▶ What you are asked to do
When the word "Bluetooth" shows up in a line of the records below, copy that line.

▶ Task inputs
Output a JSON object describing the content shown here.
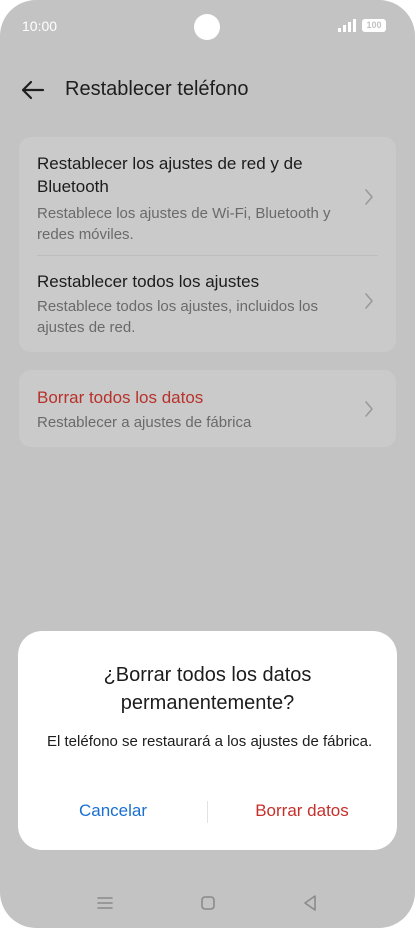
{
  "status_bar": {
    "time": "10:00",
    "battery": "100",
    "signal_icon": "signal-bars-icon"
  },
  "app_bar": {
    "title": "Restablecer teléfono",
    "back_icon": "arrow-left-icon"
  },
  "reset_options": [
    {
      "title": "Restablecer los ajustes de red y de Bluetooth",
      "subtitle": "Restablece los ajustes de Wi-Fi, Bluetooth y redes móviles."
    },
    {
      "title": "Restablecer todos los ajustes",
      "subtitle": "Restablece todos los ajustes, incluidos los ajustes de red."
    }
  ],
  "erase_option": {
    "title": "Borrar todos los datos",
    "subtitle": "Restablecer a ajustes de fábrica",
    "title_color": "#b8312a"
  },
  "dialog": {
    "title": "¿Borrar todos los datos permanentemente?",
    "message": "El teléfono se restaurará a los ajustes de fábrica.",
    "cancel_label": "Cancelar",
    "confirm_label": "Borrar datos",
    "cancel_color": "#1a6fd0",
    "confirm_color": "#c6302b"
  },
  "nav_bar": {
    "icons": [
      "menu-icon",
      "home-icon",
      "back-triangle-icon"
    ]
  },
  "colors": {
    "scrim_background": "#c3c3c4",
    "card_background": "#cacaca",
    "dialog_background": "#ffffff"
  }
}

▶ Response for this exercise
      "title": "Restablecer los ajustes de red y de Bluetooth",
      "subtitle": "Restablece los ajustes de Wi-Fi, Bluetooth y redes móviles."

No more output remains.